[Dataset excerpts]
* * * * * * * * *
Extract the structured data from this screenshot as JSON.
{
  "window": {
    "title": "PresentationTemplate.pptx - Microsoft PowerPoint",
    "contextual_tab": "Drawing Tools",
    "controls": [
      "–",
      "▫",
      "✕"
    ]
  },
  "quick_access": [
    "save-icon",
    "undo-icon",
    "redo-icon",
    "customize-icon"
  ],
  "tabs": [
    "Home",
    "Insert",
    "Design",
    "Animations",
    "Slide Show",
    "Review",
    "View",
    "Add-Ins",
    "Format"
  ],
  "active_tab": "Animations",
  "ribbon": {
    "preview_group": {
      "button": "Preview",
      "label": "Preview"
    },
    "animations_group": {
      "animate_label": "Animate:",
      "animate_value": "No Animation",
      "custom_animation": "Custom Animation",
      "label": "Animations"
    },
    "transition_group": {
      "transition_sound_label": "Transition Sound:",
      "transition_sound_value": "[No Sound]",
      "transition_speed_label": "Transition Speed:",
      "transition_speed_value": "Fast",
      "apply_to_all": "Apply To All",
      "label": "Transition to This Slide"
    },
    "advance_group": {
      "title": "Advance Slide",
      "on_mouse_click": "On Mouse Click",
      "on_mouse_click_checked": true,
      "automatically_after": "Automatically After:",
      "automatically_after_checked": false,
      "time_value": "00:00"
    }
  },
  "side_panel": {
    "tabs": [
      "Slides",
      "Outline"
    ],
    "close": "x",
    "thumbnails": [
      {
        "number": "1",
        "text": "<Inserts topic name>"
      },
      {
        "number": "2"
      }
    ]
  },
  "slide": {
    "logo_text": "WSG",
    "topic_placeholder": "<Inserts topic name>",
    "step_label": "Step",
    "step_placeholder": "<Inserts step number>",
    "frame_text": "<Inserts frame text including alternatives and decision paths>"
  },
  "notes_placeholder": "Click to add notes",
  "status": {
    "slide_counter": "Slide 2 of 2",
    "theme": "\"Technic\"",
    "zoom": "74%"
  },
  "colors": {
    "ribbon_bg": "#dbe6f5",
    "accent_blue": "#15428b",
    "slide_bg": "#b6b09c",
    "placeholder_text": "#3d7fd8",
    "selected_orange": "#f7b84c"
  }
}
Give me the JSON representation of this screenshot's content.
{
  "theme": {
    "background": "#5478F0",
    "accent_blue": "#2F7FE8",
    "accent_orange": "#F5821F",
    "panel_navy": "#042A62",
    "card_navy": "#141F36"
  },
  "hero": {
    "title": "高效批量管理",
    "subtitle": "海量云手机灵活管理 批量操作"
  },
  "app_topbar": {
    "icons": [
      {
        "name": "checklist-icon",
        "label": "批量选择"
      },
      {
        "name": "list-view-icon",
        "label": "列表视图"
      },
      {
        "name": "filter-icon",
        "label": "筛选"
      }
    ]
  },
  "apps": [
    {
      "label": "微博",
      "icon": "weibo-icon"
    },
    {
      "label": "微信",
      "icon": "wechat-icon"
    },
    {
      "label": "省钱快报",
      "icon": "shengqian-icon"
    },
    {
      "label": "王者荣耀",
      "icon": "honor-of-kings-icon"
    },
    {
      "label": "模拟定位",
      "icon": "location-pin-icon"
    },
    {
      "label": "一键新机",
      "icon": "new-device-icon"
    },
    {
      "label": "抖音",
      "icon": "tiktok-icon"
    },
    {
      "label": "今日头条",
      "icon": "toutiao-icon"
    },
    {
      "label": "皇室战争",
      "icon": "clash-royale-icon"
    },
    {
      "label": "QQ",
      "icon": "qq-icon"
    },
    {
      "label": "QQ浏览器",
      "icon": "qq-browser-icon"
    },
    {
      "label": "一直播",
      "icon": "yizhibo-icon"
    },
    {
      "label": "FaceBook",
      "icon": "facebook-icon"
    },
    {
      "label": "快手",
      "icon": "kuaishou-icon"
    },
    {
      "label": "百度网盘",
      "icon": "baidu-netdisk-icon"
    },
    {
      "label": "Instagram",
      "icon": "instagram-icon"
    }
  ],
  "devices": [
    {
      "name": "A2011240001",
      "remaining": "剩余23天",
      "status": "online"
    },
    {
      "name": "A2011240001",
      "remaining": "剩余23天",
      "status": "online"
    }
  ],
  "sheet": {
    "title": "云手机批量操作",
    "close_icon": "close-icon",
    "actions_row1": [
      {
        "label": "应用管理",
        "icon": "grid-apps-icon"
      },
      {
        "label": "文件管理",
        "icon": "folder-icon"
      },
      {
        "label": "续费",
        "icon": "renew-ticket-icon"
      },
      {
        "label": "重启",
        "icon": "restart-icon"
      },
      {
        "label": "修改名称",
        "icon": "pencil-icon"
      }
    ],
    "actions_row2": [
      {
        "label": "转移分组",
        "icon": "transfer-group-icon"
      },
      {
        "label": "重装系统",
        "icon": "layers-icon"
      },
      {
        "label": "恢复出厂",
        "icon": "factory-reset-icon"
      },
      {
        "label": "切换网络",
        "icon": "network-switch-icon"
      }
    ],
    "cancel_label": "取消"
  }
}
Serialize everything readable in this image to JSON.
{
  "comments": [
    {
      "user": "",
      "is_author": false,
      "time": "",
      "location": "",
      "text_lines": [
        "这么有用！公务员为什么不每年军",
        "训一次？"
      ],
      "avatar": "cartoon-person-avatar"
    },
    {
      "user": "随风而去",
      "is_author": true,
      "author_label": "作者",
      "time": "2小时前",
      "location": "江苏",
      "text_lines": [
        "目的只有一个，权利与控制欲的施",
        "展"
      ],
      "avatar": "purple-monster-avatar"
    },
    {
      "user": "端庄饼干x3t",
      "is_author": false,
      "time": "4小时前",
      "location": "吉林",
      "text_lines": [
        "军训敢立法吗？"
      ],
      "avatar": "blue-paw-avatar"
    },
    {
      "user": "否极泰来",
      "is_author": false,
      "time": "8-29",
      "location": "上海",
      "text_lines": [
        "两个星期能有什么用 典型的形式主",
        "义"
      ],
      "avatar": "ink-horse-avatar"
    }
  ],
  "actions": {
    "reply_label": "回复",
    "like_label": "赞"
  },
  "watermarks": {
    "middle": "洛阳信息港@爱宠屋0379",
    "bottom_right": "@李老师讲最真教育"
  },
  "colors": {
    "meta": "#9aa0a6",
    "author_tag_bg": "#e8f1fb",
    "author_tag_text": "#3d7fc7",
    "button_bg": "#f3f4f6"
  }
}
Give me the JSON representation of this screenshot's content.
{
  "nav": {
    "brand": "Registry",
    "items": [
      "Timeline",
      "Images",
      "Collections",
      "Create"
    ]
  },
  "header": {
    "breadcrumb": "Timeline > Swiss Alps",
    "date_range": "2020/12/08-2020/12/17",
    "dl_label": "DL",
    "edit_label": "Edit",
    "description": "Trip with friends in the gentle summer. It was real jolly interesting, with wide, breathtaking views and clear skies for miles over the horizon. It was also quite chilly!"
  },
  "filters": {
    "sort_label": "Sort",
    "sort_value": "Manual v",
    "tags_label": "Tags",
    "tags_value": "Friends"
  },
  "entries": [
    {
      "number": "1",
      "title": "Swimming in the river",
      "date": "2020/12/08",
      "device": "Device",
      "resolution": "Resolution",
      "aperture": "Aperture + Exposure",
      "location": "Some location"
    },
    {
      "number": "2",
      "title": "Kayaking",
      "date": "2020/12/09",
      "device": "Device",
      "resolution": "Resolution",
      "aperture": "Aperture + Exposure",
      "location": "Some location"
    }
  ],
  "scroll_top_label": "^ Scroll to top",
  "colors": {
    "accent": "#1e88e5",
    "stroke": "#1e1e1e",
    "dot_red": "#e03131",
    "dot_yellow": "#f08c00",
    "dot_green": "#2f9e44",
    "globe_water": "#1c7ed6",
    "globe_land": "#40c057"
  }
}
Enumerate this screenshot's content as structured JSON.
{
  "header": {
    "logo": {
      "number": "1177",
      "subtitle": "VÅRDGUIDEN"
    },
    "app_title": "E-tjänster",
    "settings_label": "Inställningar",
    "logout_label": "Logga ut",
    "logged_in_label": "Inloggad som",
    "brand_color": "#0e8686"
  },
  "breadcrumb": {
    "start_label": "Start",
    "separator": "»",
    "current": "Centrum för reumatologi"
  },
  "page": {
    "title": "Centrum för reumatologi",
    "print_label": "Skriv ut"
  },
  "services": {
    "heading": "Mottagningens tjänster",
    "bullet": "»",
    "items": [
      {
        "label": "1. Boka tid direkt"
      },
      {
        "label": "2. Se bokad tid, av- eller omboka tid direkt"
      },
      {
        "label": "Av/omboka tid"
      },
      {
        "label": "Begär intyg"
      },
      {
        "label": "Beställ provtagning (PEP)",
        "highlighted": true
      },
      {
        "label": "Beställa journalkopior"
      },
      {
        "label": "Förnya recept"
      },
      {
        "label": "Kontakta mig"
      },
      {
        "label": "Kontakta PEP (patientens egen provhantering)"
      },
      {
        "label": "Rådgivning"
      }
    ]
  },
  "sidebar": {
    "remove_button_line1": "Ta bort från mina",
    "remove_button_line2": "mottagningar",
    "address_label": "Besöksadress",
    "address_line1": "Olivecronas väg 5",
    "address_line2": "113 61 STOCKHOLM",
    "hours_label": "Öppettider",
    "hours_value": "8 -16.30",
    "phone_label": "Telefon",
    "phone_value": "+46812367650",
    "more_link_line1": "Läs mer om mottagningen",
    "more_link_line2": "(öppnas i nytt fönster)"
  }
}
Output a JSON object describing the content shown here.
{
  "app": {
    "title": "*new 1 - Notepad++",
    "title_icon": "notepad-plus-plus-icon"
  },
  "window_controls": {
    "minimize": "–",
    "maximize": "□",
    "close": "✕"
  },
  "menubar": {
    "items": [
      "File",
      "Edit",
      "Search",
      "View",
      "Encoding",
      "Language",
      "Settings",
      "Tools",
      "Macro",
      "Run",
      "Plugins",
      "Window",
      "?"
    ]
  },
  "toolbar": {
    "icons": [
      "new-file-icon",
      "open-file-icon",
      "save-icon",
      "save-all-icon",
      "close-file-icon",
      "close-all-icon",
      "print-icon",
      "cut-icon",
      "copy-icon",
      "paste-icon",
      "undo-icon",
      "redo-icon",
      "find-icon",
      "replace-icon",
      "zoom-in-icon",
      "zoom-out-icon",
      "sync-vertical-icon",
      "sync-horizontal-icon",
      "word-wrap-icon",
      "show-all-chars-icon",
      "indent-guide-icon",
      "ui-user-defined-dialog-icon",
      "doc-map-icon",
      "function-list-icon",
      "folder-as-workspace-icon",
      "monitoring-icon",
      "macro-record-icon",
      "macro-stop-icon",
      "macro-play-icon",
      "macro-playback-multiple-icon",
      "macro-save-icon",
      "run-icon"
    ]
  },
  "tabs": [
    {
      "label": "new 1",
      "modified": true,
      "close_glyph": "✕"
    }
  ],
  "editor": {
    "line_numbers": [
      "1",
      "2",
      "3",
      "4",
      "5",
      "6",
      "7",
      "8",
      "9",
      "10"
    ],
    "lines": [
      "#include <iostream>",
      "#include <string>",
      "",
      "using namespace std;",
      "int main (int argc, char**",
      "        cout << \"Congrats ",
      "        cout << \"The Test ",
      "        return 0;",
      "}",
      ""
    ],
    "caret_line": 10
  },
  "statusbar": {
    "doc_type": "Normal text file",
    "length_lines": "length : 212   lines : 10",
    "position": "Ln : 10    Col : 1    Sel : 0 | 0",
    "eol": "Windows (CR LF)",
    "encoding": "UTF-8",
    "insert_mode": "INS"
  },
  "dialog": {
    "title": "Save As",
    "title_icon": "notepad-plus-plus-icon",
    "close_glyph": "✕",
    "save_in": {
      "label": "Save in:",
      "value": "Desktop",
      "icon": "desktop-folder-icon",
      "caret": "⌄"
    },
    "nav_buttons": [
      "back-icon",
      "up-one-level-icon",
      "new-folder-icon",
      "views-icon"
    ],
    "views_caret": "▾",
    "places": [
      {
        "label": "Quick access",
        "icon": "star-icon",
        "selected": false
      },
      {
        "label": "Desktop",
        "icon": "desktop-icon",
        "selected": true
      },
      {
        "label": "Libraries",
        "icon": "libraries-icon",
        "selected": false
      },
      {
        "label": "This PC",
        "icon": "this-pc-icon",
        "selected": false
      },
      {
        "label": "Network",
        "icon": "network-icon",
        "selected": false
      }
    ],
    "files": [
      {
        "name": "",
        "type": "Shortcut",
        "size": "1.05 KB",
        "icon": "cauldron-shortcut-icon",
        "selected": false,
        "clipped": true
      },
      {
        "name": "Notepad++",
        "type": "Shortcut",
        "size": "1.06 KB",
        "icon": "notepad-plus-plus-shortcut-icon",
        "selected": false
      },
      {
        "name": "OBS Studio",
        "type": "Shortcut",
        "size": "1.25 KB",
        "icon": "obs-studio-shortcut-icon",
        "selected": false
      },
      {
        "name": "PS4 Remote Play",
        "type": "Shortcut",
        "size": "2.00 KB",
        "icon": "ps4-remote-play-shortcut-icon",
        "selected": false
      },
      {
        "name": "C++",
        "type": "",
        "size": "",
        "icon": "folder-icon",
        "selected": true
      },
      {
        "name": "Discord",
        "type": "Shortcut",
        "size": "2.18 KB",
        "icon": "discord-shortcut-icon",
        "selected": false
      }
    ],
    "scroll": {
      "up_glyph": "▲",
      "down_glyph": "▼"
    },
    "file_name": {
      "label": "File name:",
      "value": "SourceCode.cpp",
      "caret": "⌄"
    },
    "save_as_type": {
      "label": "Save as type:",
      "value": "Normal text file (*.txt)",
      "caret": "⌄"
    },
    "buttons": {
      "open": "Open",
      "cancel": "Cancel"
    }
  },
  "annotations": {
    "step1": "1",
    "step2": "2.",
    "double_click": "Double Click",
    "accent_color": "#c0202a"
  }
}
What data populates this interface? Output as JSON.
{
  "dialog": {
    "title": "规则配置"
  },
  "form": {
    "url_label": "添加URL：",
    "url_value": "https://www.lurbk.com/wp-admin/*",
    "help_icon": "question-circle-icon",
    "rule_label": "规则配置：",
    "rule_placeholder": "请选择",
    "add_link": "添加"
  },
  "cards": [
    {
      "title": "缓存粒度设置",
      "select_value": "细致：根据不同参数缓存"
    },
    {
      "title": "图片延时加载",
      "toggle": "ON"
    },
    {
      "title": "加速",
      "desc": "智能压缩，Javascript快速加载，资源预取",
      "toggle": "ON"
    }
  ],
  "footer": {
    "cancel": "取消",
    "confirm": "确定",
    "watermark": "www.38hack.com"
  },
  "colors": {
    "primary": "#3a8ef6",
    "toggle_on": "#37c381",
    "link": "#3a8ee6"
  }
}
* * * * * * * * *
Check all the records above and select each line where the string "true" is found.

      "on_mouse_click_checked": true,
      "is_author": true,
        "highlighted": true
      "modified": true,
        "selected": true
        "clipped": true
        "selected": true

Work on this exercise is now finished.